The arrival of Yokozuna and Randy Savage late in the match, coupled with Backlund's amazing hour-long performance and Mr. Perfect and Flair's interactions, helped save it from becoming the very worst of the Rumble matches, but it still was not enough to prevent inclusion on this list.
Given that it took place during the hottest period in wrestling history, with some of the most enduring characters in WWE lore on the card, one would think the 1999 Royal Rumble match would be better than it was.
Unfortunately, that is not the case.
The storyline involving Steve Austin and Vince McMahon, who drew Nos. 1 and 2, respectively, and spent the majority of the match out of the ring, overpowered the match from the very get-go, making the remaining majority of the match inconsequential.
The middle portion of the match, featuring competitors such as Steve Blackman, Droz, Tiger Ali Singh and the Blue Meanie, was a downright chore to watch. Undertaker recruiting Mabel to join the Ministry of Darkness once again overshadowed the match, and the last few minutes, which were far more star-studded than the early portions of the match, never really kicked into the next gear.
Poor Shawn Michaels.
One year after winning his first Royal Rumble, arguably the worst Rumble match in history, he once again earned a WrestleMania title show by winning a lackluster bout.
The 1996 Royal Rumble featured an improved field of competitors, thanks to the likes of Hunter Hearst Helmsley, Steve Austin, Vader and Diesel. Yet the action involved was substandard and lethargic, making it one of the least exciting or enthralling Rumbles in WWE history.
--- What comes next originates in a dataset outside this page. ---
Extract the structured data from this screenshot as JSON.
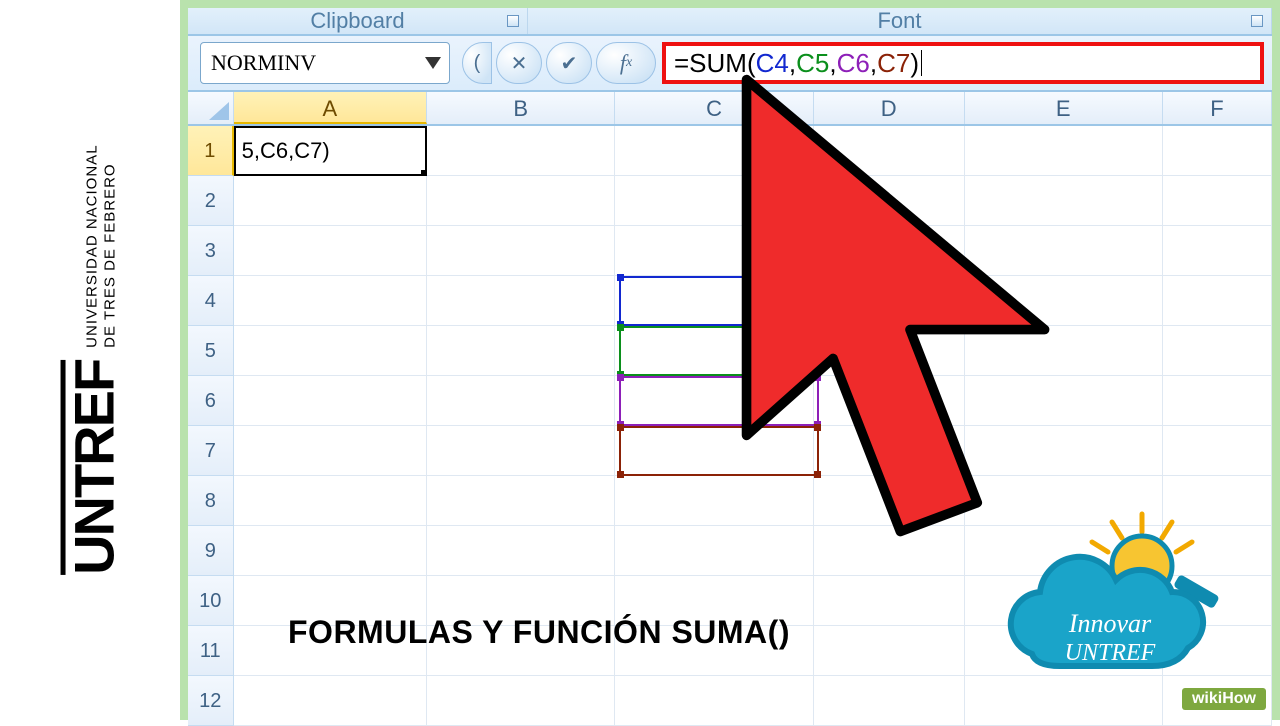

The fact that everyone knew Michaels was winning the match did it no favors.
Traditionally, there are one or two Superstars pegged to win the Rumble match. They become favorites based on booking tendencies and rumored WrestleMania matches. Despite the aura of surprise being fairly nonexistent most of the time, the fans stay captivated thanks to a mix of stories, teased eliminations, innovative spots and interactions that may not be seen any other time of the year.
Those things were missing from the '96 match, making it a near hour-long exhibition until Michaels super-kicked Diesel over the top rope and scored the win.
The absolute worst Royal Rumble in WWE history came in 1995, when Shawn Michaels and the British Bulldog were tasked with carrying the entire match from start to finish, surviving the worst Rumble field of all time.
With Bret Hart, Diesel, Razor Ramon, Jeff Jarrett and the Undertaker busy elsewhere on the card, Lex Luger and Crush were really the only other two stars with any chance of winning the annual January extravaganza.
The remainder of the match was made up of C-level tag teams and undercard stars who had no business competing in a match of the Rumble's magnitude.
There was also a decided lack of stories to be told, as it was more or less a handful of guys kicking and punching each other for more than 30 minutes.
Speaking of time, the intervals between entries was lowered to one minute, meaning that the match's length would be cut in half. While that severely hurt the quality, it may have been best for fans given the lack of interesting or exciting Superstars in the bout.
Michaels would win the match in a moment that is replayed and relived every January, but there is a reason that the 1995 Rumble goes largely unspoken of otherwise.